Interface dataset entries:
'''

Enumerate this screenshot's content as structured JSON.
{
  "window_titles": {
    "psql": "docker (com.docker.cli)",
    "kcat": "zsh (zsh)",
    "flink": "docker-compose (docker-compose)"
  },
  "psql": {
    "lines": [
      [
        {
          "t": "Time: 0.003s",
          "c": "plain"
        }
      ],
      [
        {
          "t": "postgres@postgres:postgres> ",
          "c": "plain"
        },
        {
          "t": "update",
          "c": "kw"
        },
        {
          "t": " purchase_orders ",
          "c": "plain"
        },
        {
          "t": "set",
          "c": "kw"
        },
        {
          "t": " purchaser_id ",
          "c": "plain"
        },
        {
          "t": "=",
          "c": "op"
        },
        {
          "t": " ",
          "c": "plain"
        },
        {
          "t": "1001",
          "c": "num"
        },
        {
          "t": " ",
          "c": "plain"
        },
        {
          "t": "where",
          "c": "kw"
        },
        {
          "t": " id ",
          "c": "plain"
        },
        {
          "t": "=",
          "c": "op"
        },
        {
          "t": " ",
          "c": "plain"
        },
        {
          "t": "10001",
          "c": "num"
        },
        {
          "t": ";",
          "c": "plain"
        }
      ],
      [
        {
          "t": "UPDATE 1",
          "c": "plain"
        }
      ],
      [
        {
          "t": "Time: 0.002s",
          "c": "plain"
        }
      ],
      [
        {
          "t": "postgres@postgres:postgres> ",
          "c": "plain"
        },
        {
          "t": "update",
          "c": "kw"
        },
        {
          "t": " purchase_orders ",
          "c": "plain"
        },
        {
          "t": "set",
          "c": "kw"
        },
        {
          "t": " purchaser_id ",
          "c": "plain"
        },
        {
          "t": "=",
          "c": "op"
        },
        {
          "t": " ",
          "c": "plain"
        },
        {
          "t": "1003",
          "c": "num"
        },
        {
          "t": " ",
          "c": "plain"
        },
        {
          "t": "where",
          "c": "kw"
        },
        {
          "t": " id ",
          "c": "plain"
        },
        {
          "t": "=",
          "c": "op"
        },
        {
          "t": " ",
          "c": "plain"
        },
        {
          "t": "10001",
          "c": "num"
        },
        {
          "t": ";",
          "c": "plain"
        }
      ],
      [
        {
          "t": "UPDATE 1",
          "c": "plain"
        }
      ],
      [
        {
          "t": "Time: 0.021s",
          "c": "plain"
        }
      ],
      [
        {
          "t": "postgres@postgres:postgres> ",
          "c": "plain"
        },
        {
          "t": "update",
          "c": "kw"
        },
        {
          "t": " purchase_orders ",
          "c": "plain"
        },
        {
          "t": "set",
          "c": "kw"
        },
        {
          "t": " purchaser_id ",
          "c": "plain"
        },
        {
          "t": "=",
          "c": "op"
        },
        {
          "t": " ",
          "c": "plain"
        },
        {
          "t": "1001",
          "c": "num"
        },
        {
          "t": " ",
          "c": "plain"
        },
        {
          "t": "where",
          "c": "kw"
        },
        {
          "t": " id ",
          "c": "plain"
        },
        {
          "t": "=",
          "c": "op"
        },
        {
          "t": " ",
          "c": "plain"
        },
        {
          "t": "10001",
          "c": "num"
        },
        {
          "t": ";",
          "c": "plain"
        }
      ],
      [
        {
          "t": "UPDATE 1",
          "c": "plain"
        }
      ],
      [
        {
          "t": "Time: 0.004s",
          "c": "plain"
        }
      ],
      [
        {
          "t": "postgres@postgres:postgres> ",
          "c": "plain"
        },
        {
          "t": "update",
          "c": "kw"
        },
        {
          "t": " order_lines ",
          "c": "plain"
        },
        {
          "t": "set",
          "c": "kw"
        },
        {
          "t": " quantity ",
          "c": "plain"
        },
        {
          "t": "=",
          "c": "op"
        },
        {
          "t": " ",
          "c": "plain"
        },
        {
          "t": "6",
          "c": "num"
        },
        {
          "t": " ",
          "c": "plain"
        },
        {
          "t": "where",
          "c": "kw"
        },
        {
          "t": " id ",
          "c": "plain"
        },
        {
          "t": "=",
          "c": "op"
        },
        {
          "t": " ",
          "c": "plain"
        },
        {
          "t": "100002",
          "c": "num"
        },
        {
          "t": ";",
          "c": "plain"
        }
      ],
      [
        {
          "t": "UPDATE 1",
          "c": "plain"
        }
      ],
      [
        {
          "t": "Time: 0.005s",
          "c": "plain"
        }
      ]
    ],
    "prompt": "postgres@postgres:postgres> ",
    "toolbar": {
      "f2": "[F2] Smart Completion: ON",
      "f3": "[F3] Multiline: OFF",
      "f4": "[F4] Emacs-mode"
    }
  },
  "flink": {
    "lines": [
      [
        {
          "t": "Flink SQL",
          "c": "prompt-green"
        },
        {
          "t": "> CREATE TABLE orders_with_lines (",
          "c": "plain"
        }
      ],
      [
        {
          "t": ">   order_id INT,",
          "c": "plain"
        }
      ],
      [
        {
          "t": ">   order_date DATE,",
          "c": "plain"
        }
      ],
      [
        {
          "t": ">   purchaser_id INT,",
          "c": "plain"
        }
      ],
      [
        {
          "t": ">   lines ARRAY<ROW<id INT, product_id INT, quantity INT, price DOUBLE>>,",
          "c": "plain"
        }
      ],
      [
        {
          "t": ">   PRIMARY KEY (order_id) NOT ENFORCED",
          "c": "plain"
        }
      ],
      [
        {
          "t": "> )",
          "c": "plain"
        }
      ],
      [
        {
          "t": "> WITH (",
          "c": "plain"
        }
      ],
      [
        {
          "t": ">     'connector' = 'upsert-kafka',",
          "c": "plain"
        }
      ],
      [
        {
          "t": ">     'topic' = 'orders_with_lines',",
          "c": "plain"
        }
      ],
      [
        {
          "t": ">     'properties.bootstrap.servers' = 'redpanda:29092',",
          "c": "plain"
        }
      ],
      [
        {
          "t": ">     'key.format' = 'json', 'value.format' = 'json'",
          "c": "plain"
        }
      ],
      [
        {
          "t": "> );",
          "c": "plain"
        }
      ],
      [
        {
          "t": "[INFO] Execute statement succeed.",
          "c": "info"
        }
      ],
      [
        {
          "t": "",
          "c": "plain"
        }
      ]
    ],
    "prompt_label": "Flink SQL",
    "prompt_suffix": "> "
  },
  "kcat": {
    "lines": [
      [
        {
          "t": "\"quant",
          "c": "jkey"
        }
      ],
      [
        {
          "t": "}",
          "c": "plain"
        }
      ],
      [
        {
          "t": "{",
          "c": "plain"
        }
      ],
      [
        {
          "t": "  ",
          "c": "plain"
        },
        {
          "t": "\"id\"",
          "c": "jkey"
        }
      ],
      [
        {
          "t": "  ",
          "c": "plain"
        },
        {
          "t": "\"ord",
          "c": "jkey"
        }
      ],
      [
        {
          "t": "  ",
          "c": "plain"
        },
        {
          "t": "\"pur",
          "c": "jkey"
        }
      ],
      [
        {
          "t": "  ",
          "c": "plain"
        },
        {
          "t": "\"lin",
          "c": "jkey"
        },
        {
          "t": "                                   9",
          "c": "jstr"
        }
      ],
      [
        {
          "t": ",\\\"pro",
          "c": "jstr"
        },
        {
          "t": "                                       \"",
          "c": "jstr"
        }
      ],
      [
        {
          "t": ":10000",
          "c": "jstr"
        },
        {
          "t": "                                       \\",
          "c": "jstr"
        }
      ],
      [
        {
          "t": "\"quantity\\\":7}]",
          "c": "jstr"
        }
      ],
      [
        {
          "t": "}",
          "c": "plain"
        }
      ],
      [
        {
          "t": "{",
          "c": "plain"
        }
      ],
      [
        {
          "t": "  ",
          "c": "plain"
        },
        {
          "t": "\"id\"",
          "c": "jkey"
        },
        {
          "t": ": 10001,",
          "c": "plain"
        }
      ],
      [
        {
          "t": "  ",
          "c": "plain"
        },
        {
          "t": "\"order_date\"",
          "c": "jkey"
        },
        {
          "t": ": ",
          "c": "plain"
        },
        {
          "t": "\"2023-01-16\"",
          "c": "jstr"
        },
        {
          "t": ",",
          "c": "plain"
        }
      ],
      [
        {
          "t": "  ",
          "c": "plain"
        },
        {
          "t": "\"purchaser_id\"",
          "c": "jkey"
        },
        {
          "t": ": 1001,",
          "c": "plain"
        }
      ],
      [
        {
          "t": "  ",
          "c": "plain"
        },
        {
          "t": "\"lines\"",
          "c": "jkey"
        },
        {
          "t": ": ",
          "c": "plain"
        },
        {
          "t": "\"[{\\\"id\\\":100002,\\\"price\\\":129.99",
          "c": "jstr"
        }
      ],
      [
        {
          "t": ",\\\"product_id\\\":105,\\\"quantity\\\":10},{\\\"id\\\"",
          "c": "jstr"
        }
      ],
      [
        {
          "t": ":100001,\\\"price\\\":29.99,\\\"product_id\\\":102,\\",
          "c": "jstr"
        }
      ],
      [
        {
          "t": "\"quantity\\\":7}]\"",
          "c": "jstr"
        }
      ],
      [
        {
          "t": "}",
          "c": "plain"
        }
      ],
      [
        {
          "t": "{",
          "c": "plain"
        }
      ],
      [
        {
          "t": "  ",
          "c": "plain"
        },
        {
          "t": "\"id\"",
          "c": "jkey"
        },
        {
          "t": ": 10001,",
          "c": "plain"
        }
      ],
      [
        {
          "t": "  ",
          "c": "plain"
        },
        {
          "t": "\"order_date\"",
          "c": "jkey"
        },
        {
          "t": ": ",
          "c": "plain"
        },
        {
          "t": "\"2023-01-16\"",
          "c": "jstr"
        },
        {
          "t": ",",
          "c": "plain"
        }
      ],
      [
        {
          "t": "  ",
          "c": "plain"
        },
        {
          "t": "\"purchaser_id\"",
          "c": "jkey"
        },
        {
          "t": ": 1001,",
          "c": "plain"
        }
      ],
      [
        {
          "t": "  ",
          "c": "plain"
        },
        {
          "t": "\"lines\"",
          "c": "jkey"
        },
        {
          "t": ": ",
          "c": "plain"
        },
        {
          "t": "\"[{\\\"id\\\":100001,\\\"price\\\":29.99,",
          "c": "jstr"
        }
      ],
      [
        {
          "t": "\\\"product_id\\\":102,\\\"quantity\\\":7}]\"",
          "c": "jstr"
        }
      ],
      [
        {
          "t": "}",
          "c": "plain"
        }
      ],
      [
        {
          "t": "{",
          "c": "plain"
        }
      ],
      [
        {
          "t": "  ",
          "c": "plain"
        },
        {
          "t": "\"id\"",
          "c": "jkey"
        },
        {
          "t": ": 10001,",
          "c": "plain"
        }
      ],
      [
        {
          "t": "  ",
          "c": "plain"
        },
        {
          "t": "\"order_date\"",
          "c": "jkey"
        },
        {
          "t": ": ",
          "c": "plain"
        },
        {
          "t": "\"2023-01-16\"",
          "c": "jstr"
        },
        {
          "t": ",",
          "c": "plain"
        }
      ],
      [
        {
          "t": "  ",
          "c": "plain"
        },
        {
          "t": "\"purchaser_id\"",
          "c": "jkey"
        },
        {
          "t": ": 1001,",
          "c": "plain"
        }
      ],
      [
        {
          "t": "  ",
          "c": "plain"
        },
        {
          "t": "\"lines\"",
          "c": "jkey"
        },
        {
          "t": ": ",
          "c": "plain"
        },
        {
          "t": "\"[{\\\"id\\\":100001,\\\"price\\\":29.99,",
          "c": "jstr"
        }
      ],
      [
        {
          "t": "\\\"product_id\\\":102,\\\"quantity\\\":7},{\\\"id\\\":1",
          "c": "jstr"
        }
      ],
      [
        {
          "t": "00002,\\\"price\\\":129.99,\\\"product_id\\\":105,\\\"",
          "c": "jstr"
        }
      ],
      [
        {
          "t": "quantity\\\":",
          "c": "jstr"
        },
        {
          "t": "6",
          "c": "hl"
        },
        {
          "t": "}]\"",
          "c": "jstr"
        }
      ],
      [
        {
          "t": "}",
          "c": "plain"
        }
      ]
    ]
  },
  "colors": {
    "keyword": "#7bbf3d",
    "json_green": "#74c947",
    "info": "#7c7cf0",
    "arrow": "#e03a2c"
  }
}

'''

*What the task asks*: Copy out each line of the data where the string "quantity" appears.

*Solved problem*:
          "t": " quantity ",
          "t": ">   lines ARRAY<ROW<id INT, product_id INT, quantity INT, price DOUBLE>>,",
          "t": "\"quantity\\\":7}]",
          "t": ",\\\"product_id\\\":105,\\\"quantity\\\":10},{\\\"id\\\"",
          "t": "\"quantity\\\":7}]\"",
          "t": "\\\"product_id\\\":102,\\\"quantity\\\":7}]\"",
          "t": "\\\"product_id\\\":102,\\\"quantity\\\":7},{\\\"id\\\":1",
          "t": "quantity\\\":",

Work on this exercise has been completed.